I was reminded that I’m a survivor.
The first and second dilations weren’t too bad. I was hesitant to engage in penetration (because that’s what dilation really is…) but I did it. I tried to think of it as erotic, but it just felt strange. But it was the third dilation that something different happened. I started crying.
I was reminded that I’m a survivor.
I mourned myself, the one who was coerced into sex at the hands of an older trans woman. I mourned the death of my innocence. I mourned my shitty family growing up. I mourned my failure to succeed life as a gay boy. I mourned the years I never got to explore my sexuality. I mourned the agony that my inner romantic has endured being untouched by the warmth of romantic love.

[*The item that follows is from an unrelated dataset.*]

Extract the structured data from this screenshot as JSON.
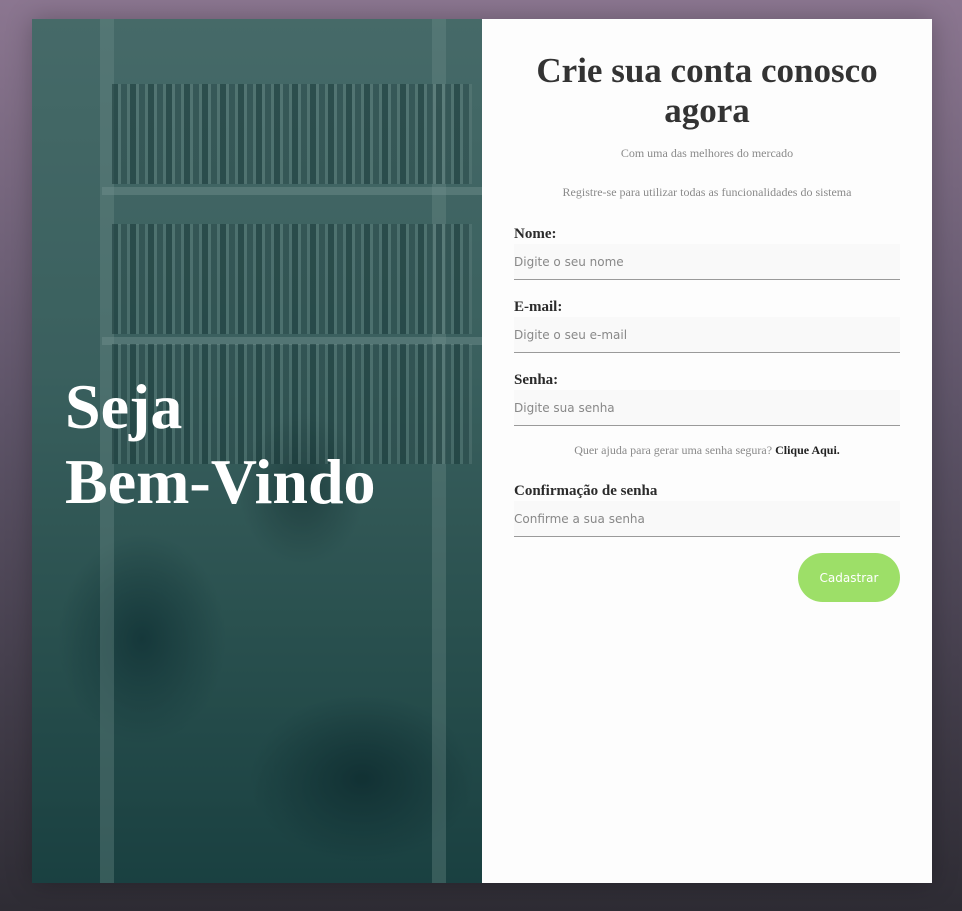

While and after dilating, I cycled through crying, vacant stares, and trying to call for my spiritual guides but only echoing into the void. I’m pretty sure this was meant to be a trial of sorts to help me grow as a person. I was forced to grieve for the things I talk about, but not feel in my bones. But at the heart of all this was the reminder that I am loved and cared for. That a lot of people have sent me well-wishes and sincerely hope for my recovery. And I got the distinct impression that a certain spirit was embracing me when I came to this realization.

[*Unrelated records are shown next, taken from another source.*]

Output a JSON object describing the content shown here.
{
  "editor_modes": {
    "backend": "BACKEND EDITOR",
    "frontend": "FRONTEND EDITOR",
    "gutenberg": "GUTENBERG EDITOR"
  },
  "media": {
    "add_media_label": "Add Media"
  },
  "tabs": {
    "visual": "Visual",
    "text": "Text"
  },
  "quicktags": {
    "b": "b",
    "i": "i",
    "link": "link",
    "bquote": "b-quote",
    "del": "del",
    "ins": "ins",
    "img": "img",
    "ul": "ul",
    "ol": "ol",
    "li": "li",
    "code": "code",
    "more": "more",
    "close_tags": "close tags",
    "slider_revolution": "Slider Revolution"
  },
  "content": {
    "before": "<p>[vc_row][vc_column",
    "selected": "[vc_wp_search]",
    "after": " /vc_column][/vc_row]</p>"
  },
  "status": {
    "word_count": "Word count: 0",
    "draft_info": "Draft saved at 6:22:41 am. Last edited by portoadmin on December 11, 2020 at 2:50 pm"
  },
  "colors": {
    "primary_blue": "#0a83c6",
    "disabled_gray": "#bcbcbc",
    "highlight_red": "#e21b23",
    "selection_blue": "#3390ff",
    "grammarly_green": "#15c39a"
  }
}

Day 7 was pretty freeing and things looked up. I talked with people about how I felt and went through the day before. We came up with a small plan to ask the nurses to let a second person in to help hold my hand and ground me while the catheter is being removed. And thankfully, the nurses listened to my request. I mentioned that I was a survivor and they were okay with it.
The catheter had one stitch that needed to be removed. Then the balloon in my bladder needed to be collapsed before the catheter could be removed. I was glad that they brought in a second staff person to help me through the procedure. I was able to endure it with minimal squirming. Once the catheter was removed, I was completely free of all the tubes!

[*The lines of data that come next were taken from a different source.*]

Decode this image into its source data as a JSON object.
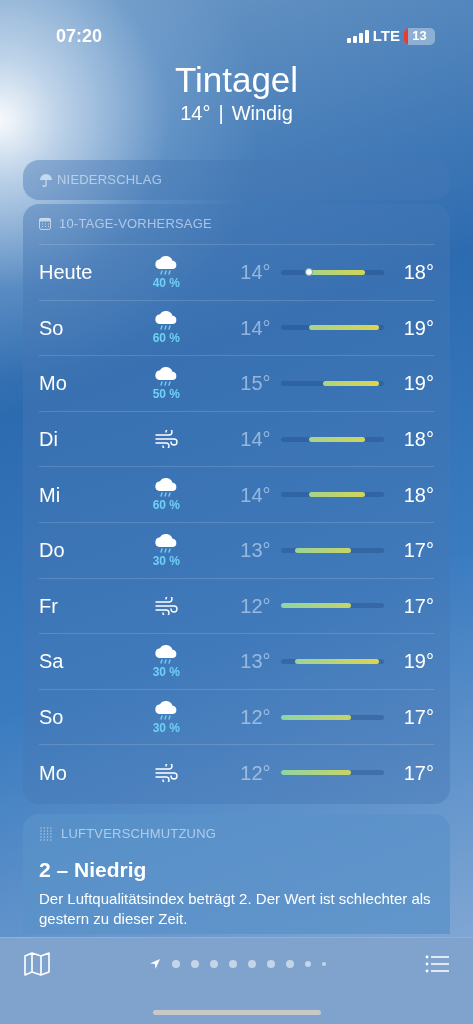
{
  "status_bar": {
    "time": "07:20",
    "network": "LTE",
    "battery": "13"
  },
  "header": {
    "city": "Tintagel",
    "temperature": "14°",
    "separator": "|",
    "condition": "Windig"
  },
  "precipitation": {
    "title": "NIEDERSCHLAG"
  },
  "forecast": {
    "title": "10-TAGE-VORHERSAGE",
    "days": [
      {
        "day": "Heute",
        "kind": "rain",
        "chance": "40 %",
        "low": "14°",
        "high": "18°",
        "now_marker": true
      },
      {
        "day": "So",
        "kind": "rain",
        "chance": "60 %",
        "low": "14°",
        "high": "19°",
        "now_marker": false
      },
      {
        "day": "Mo",
        "kind": "rain",
        "chance": "50 %",
        "low": "15°",
        "high": "19°",
        "now_marker": false
      },
      {
        "day": "Di",
        "kind": "wind",
        "low": "14°",
        "high": "18°",
        "now_marker": false
      },
      {
        "day": "Mi",
        "kind": "rain",
        "chance": "60 %",
        "low": "14°",
        "high": "18°",
        "now_marker": false
      },
      {
        "day": "Do",
        "kind": "rain",
        "chance": "30 %",
        "low": "13°",
        "high": "17°",
        "now_marker": false
      },
      {
        "day": "Fr",
        "kind": "wind",
        "low": "12°",
        "high": "17°",
        "now_marker": false
      },
      {
        "day": "Sa",
        "kind": "rain",
        "chance": "30 %",
        "low": "13°",
        "high": "19°",
        "now_marker": false
      },
      {
        "day": "So",
        "kind": "rain",
        "chance": "30 %",
        "low": "12°",
        "high": "17°",
        "now_marker": false
      },
      {
        "day": "Mo",
        "kind": "wind",
        "low": "12°",
        "high": "17°",
        "now_marker": false
      }
    ]
  },
  "air_quality": {
    "title": "LUFTVERSCHMUTZUNG",
    "value": "2 – Niedrig",
    "description": "Der Luftqualitätsindex beträgt 2. Der Wert ist schlechter als gestern zu dieser Zeit."
  },
  "pages": [
    {
      "kind": "location",
      "selected": true
    },
    {
      "kind": "city",
      "selected": false
    },
    {
      "kind": "city",
      "selected": false
    },
    {
      "kind": "city",
      "selected": false
    },
    {
      "kind": "city",
      "selected": false
    },
    {
      "kind": "city",
      "selected": false
    },
    {
      "kind": "city",
      "selected": false
    },
    {
      "kind": "city",
      "selected": false
    },
    {
      "kind": "more",
      "selected": false
    },
    {
      "kind": "more-small",
      "selected": false
    }
  ]
}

Learning to pee with my new genitals was interesting. t was a little difficult to feel where my urethra was due to swellin. It still feels like I’m about to drip pee and that my urethra and/or clitoris (I can’t even tell the difference between them yet…) feels like it’s submerged in water. I’ve learned that my urethra is still inflamed and also needs to heal.
It’s been so freeing to have my own body back, but there are changes I need to process. The biggest one is that my genitals are different from what they once were. It’s great in so many ways. I’m a lot more comfortable with my body and my sexuality feels more aligned. But it’s still major body trauma that I need to work through. While I hated my genitals intensely, I only learned to hate it because of social pressures. (People sexualizing it in ways I don’t want, people giving it meaning that I don’t agree with). I have to learn how to live with how swollen they will be for the next few months. My crotch feels like it’s swollen to the size of a large orange. And it looks more like a gash sewn together in the semblance of genitals. On top of it, I get random shocks as my nerves re-attach themselves to each other, have to deal with phantom genitals and the pain of an inflamed urethra. But at least I can sit (in some positions for some time) and have 95% of my mobility back.
While surgery hasn’t been too painful (getting the medusa tattoo was worse) it was quite the emotional journey. I feel like I’ve grown and matured in some respects since I began preparing to leave for Montreal. It’s been a long journey, but it leads to better things for me.